While their thorough computations for rankings tries to eliminate such situations, the Global Poker Index’s GPI 300 – which grades its players over a three-year time frame – is also affected by the High Roller problem. Currently ranked #1 in the world is Steve O’Dwyer, who is undoubtedly a great player who plays the European circuit exclusively and does very well. In examining the tournaments where he has received points, however, virtually every one of his points-earning finishes has been High Roller tournaments. You have to go back to May 2015 to find a tournament that O’Dwyer played in that wasn’t a High Roller (the WPT Amsterdam) where he earned some of his GPI points.
Size of the Poker Field
This is another area where there are questions. In these High Roller tournaments, it is rare that they exceed 100 players and, especially in the $50,000-$100,000 bracket, you’re talking about an echelon where the players know each other exclusively. Many of today’s less-than knowledgeable poker “fans” want to give the legendary Doyle Brunson a hard time because he won some of his WSOP bracelets against smaller fields…what’s the difference between Brunson playing 40 people in the 1970s and Ivey playing 40 people now in the High Roller tournaments?
Then there’s the question of the poker economy. In some of these cases, players are selling pieces of themselves to others (sometimes opponents they are playing against) and, after wins, shifting those winnings to others in the world of poker. That’s a nice way to filter the money through the system, but it isn’t one that is guaranteed. Someone like a Negreanu probably doesn’t need to sell pieces (he probably swaps shares for fun and action) and, in the end, the money gravitates upwards rather than trickling down to the masses (much like a political philosophy that doesn’t work). In the end, there’s just a shuffling of the money between the elites rather than any movement of the money towards those that are coming up the ladder.

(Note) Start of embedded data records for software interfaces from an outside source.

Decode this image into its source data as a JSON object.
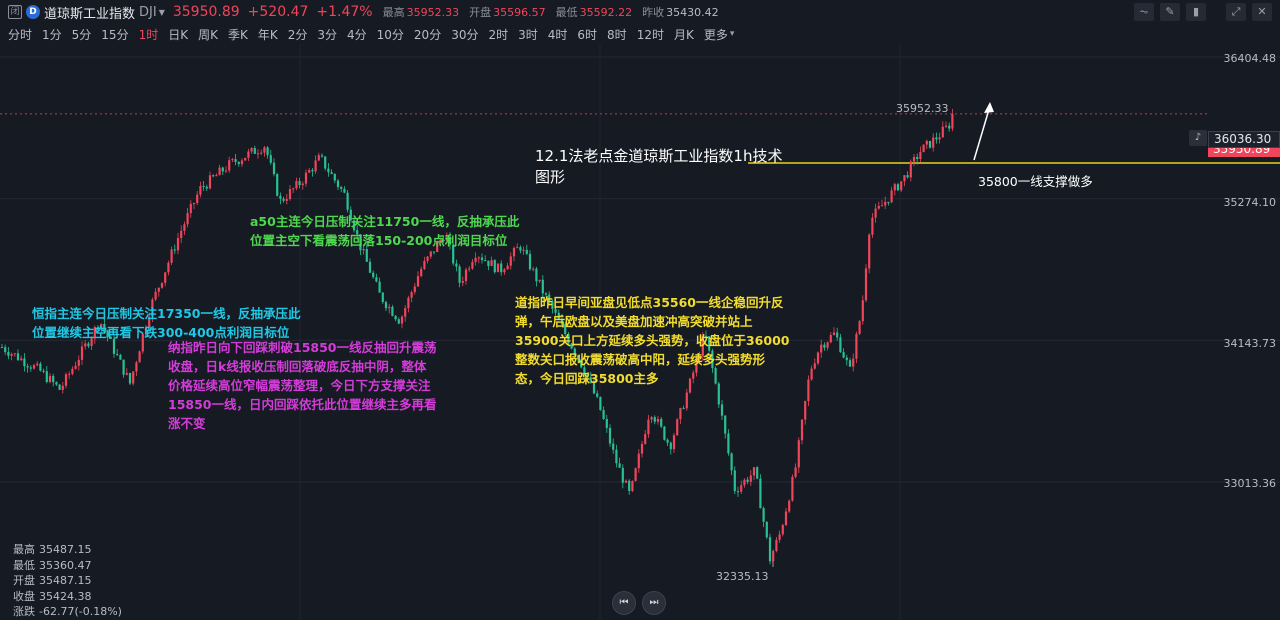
{
  "header": {
    "box_glyph": "闭",
    "logo_glyph": "D",
    "name": "道琼斯工业指数",
    "code": "DJI",
    "price": "35950.89",
    "change": "+520.47",
    "change_pct": "+1.47%",
    "high_label": "最高",
    "high_value": "35952.33",
    "open_label": "开盘",
    "open_value": "35596.57",
    "low_label": "最低",
    "low_value": "35592.22",
    "prev_label": "昨收",
    "prev_value": "35430.42",
    "tool_icons": [
      "indicator-icon",
      "draw-icon",
      "candle-icon",
      "expand-icon",
      "close-icon"
    ]
  },
  "periods": {
    "items": [
      "分时",
      "1分",
      "5分",
      "15分",
      "1时",
      "日K",
      "周K",
      "季K",
      "年K",
      "2分",
      "3分",
      "4分",
      "10分",
      "20分",
      "30分",
      "2时",
      "3时",
      "4时",
      "6时",
      "8时",
      "12时",
      "月K",
      "更多"
    ],
    "active": "1时"
  },
  "y_axis": {
    "top": "36404.48",
    "alert": "36036.30",
    "current": "35950.89",
    "l1": "35274.10",
    "l2": "34143.73",
    "l3": "33013.36"
  },
  "markers": {
    "high": "35952.33",
    "low": "32335.13"
  },
  "annotations": {
    "cyan_1": "恒指主连今日压制关注17350一线，反抽承压此",
    "cyan_2": "位置继续主空再看下跌300-400点利润目标位",
    "green_1": "a50主连今日压制关注11750一线，反抽承压此",
    "green_2": "位置主空下看震荡回落150-200点利润目标位",
    "magenta_1": "纳指昨日向下回踩刺破15850一线反抽回升震荡",
    "magenta_2": "收盘，日k线报收压制回落破底反抽中阴，整体",
    "magenta_3": "价格延续高位窄幅震荡整理，今日下方支撑关注",
    "magenta_4": "15850一线，日内回踩依托此位置继续主多再看",
    "magenta_5": "涨不变",
    "yellow_1": "道指昨日早间亚盘见低点35560一线企稳回升反",
    "yellow_2": "弹，午后欧盘以及美盘加速冲高突破并站上",
    "yellow_3": "35900关口上方延续多头强势，收盘位于36000",
    "yellow_4": "整数关口报收震荡破高中阳，延续多头强势形",
    "yellow_5": "态，今日回踩35800主多",
    "title_1": "12.1法老点金道琼斯工业指数1h技术",
    "title_2": "图形",
    "support": "35800一线支撑做多"
  },
  "stats": {
    "high_label": "最高",
    "high": "35487.15",
    "low_label": "最低",
    "low": "35360.47",
    "open_label": "开盘",
    "open": "35487.15",
    "close_label": "收盘",
    "close": "35424.38",
    "change_label": "涨跌",
    "change": "-62.77(-0.18%)"
  },
  "nav": {
    "prev_glyph": "⏮",
    "next_glyph": "⏭"
  },
  "colors": {
    "up": "#f0455a",
    "down": "#27c193",
    "background": "#161a23",
    "support_line": "#e8d21e"
  },
  "chart_data": {
    "type": "candlestick",
    "y_axis_ticks": [
      36404.48,
      35274.1,
      34143.73,
      33013.36
    ],
    "shape_keypoints": [
      [
        0,
        34100
      ],
      [
        40,
        33900
      ],
      [
        60,
        33750
      ],
      [
        100,
        34300
      ],
      [
        130,
        33800
      ],
      [
        150,
        34400
      ],
      [
        180,
        35000
      ],
      [
        200,
        35350
      ],
      [
        230,
        35550
      ],
      [
        265,
        35700
      ],
      [
        280,
        35250
      ],
      [
        300,
        35400
      ],
      [
        320,
        35600
      ],
      [
        345,
        35300
      ],
      [
        360,
        34900
      ],
      [
        380,
        34500
      ],
      [
        400,
        34300
      ],
      [
        420,
        34700
      ],
      [
        445,
        35000
      ],
      [
        460,
        34600
      ],
      [
        475,
        34850
      ],
      [
        500,
        34700
      ],
      [
        520,
        34900
      ],
      [
        545,
        34500
      ],
      [
        565,
        34200
      ],
      [
        585,
        33900
      ],
      [
        600,
        33600
      ],
      [
        615,
        33200
      ],
      [
        630,
        32900
      ],
      [
        650,
        33600
      ],
      [
        670,
        33300
      ],
      [
        690,
        33800
      ],
      [
        705,
        34200
      ],
      [
        718,
        33700
      ],
      [
        735,
        32950
      ],
      [
        755,
        33100
      ],
      [
        770,
        32400
      ],
      [
        780,
        32600
      ],
      [
        795,
        33100
      ],
      [
        810,
        33900
      ],
      [
        820,
        34100
      ],
      [
        835,
        34200
      ],
      [
        850,
        33900
      ],
      [
        862,
        34400
      ],
      [
        870,
        35100
      ],
      [
        885,
        35250
      ],
      [
        905,
        35450
      ],
      [
        920,
        35650
      ],
      [
        935,
        35750
      ],
      [
        948,
        35850
      ],
      [
        956,
        35952
      ]
    ]
  }
}
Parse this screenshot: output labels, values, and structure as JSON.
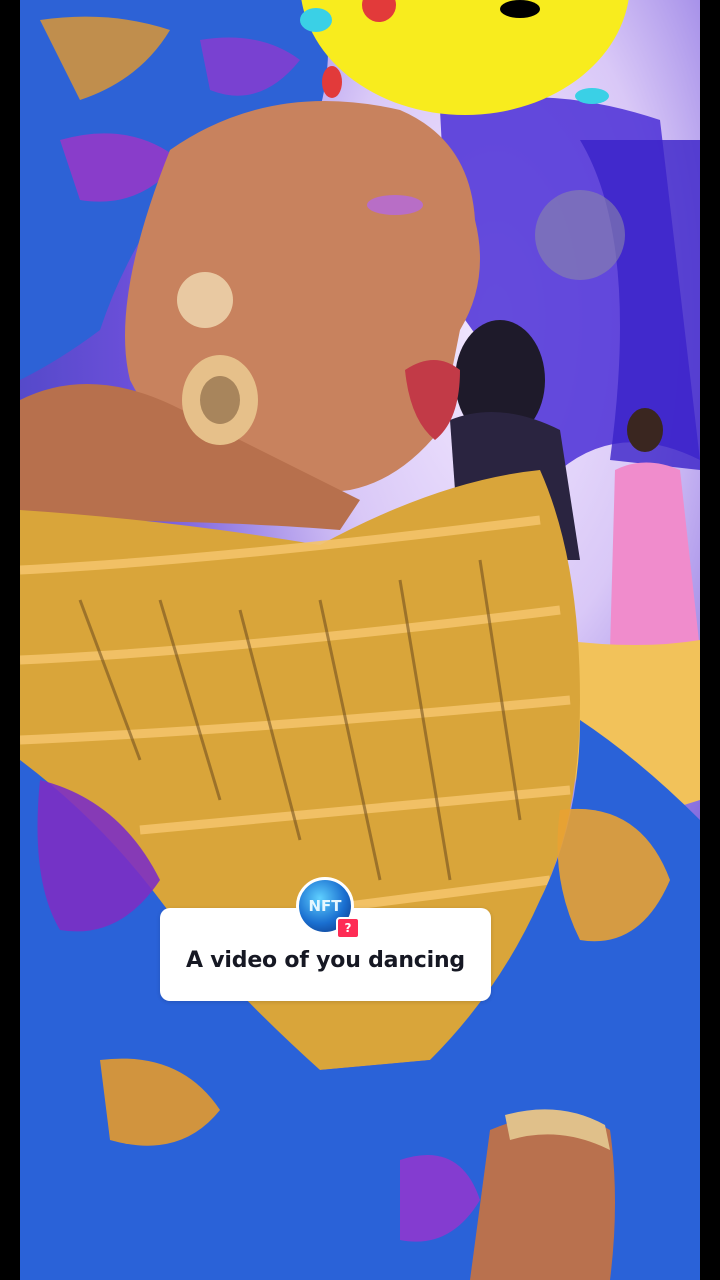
{
  "prompt": {
    "text": "A video of you dancing",
    "avatar_label": "NFT",
    "badge_symbol": "?"
  },
  "colors": {
    "card_background": "#ffffff",
    "text": "#161823",
    "badge": "#fe2c55",
    "sticker": "#f8ec1e"
  },
  "icons": [
    "nft-avatar-icon",
    "question-badge-icon"
  ]
}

The bottom line, however, is whether poker’s fandom really gives a damn. For the most part, poker fans like to see players that they know and can root for and be able to talk about them on the poker forums the next day. While everyone likes the WPT or EPT final tables that feature a group of unknowns looking to make that big payday, the majority of poker aficionados prefer to yak about and dissect the play of those that they have a solid history on. Perhaps this is the reason that there has been an exponential increase in the number of High Roller and Super High Roller tournaments in the poker world.
As much as we like the story of Rudy, many would rather be The Wolf of Wall Street.